At the line containing "Transcribe this image's", begin retyping, and stop after the last line of the data; add nothing.

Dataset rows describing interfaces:
■ ■ ■ ■

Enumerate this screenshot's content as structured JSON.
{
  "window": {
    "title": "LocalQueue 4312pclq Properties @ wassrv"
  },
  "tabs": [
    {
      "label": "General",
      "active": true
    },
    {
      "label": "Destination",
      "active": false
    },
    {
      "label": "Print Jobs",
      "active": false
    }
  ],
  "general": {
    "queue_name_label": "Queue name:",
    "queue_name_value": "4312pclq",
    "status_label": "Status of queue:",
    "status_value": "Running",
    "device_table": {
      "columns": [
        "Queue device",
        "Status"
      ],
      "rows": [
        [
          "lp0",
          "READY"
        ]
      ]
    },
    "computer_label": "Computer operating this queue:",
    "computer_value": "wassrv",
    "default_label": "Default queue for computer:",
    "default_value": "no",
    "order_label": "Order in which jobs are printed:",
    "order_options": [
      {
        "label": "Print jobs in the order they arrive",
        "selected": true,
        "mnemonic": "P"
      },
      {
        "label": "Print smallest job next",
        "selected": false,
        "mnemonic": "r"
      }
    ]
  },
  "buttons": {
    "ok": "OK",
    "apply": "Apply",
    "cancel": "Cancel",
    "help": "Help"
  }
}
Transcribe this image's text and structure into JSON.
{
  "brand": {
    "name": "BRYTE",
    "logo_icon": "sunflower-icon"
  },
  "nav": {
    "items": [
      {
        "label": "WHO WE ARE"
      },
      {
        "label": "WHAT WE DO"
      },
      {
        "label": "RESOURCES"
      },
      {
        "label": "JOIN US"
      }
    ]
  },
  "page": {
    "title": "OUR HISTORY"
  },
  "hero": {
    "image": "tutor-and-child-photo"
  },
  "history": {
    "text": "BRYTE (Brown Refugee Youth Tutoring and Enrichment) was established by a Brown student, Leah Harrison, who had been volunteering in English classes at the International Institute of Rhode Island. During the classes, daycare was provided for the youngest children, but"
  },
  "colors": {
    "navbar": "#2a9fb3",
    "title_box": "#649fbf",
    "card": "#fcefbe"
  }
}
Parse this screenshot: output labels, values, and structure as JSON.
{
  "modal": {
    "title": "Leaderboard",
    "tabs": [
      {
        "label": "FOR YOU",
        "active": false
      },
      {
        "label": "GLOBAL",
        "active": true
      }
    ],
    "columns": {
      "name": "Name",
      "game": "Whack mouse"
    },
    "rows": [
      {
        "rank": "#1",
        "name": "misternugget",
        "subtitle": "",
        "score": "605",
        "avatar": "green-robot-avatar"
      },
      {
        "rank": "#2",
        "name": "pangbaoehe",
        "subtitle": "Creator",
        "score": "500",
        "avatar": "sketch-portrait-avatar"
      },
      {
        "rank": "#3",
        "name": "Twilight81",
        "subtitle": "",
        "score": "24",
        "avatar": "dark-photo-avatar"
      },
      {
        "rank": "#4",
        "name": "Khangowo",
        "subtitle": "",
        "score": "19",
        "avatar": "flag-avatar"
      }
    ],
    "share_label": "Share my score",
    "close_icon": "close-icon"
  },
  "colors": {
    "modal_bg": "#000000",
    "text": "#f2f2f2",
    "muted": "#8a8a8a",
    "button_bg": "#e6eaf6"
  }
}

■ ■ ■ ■

#### [Response]
Transcribe this image's text and structure into JSON.
{
  "brand": {
    "name": "BRYTE",
    "logo_icon": "sunflower-icon"
  },
  "nav": {
    "items": [
      {
        "label": "WHO WE ARE"
      },
      {
        "label": "WHAT WE DO"
      },
      {
        "label": "RESOURCES"
      },
      {
        "label": "JOIN US"
      }
    ]
  },
  "page": {
    "title": "OUR HISTORY"
  },
  "hero": {
    "image": "tutor-and-child-photo"
  },
  "history": {
    "text": "BRYTE (Brown Refugee Youth Tutoring and Enrichment) was established by a Brown student, Leah Harrison, who had been volunteering in English classes at the International Institute of Rhode Island. During the classes, daycare was provided for the youngest children, but"
  },
  "colors": {
    "navbar": "#2a9fb3",
    "title_box": "#649fbf",
    "card": "#fcefbe"
  }
}
Parse this screenshot: output labels, values, and structure as JSON.
{
  "modal": {
    "title": "Leaderboard",
    "tabs": [
      {
        "label": "FOR YOU",
        "active": false
      },
      {
        "label": "GLOBAL",
        "active": true
      }
    ],
    "columns": {
      "name": "Name",
      "game": "Whack mouse"
    },
    "rows": [
      {
        "rank": "#1",
        "name": "misternugget",
        "subtitle": "",
        "score": "605",
        "avatar": "green-robot-avatar"
      },
      {
        "rank": "#2",
        "name": "pangbaoehe",
        "subtitle": "Creator",
        "score": "500",
        "avatar": "sketch-portrait-avatar"
      },
      {
        "rank": "#3",
        "name": "Twilight81",
        "subtitle": "",
        "score": "24",
        "avatar": "dark-photo-avatar"
      },
      {
        "rank": "#4",
        "name": "Khangowo",
        "subtitle": "",
        "score": "19",
        "avatar": "flag-avatar"
      }
    ],
    "share_label": "Share my score",
    "close_icon": "close-icon"
  },
  "colors": {
    "modal_bg": "#000000",
    "text": "#f2f2f2",
    "muted": "#8a8a8a",
    "button_bg": "#e6eaf6"
  }
}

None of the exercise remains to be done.